U.S. flag

An official website of the United States government, Department of Justice.

NCJRS Virtual Library

The Virtual Library houses over 235,000 criminal justice resources, including all known OJP works.
Click here to search the NCJRS Virtual Library

Correctional Librarians: Providing Services By the Book

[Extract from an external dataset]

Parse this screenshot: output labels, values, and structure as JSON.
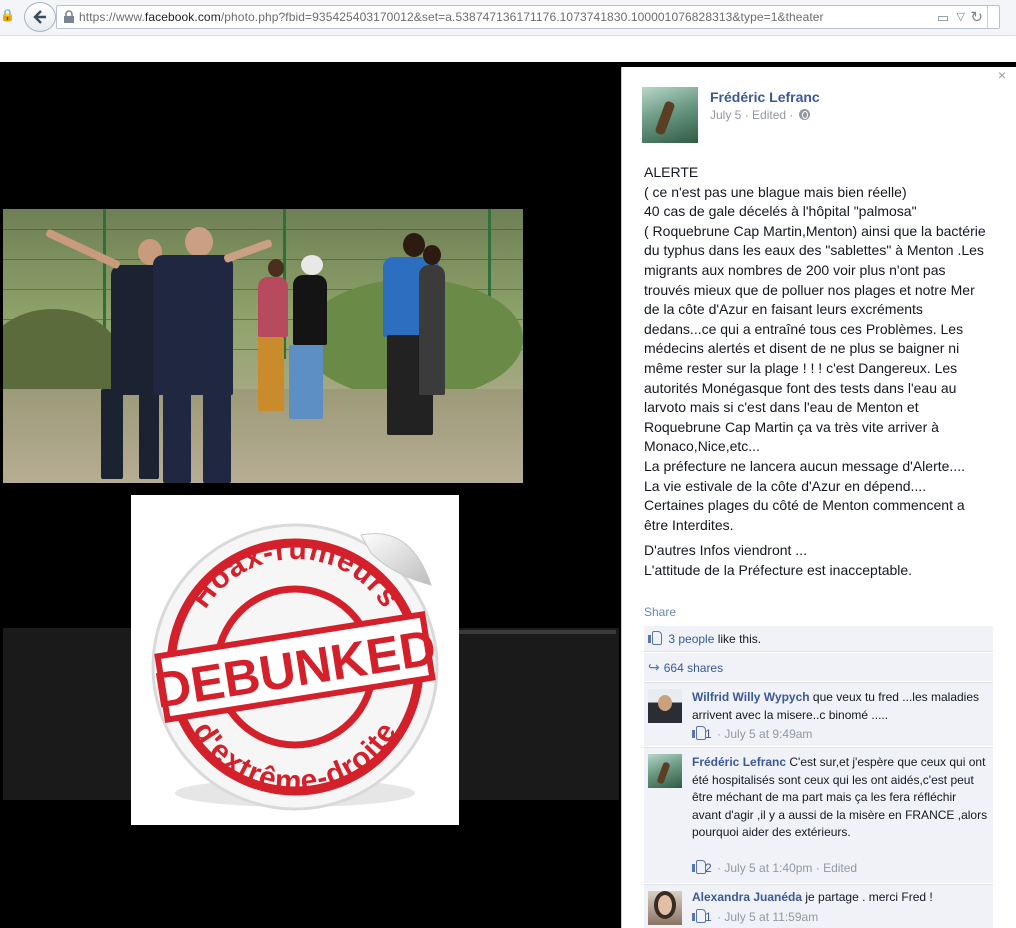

NCJ Number
Corrections Today Volume: 51 Issue: 7 Dated: (December 1989) Pages: 60,62,64
B Gordon
Date Published
3 pages
Correctional librarians spend fewer hours at the traditional jobs of a public librarian and more time dealing with inmates and their problems.
The isolated atmosphere of a prison also forces librarians to work hard to grow professionally and poses a dilemma to those hiring a correctional librarian, choosing between professional qualifications and personal characteristics. In general, correctional librarians are older and more experienced but less formally educated than their civilian counterparts. Although the salary is relatively high, the stress level and long hours account for a fairly short length of service. A sense of humor and ability to deal with violence, obscenities, and potentially dangerous behavior are essential. The correctional librarian, like other prison employees, must be fair, firm, and consistent in dealing with inmates. Although materials that threaten the institution's security may have to be censored, in general, reading and library use must be encouraged. However, the librarian must avoid giving legal advice to inmates; trained inmates or civilian paralegals can help them prepare documents. The librarian must also be ready to act as counselor, social worker, and ombudsman.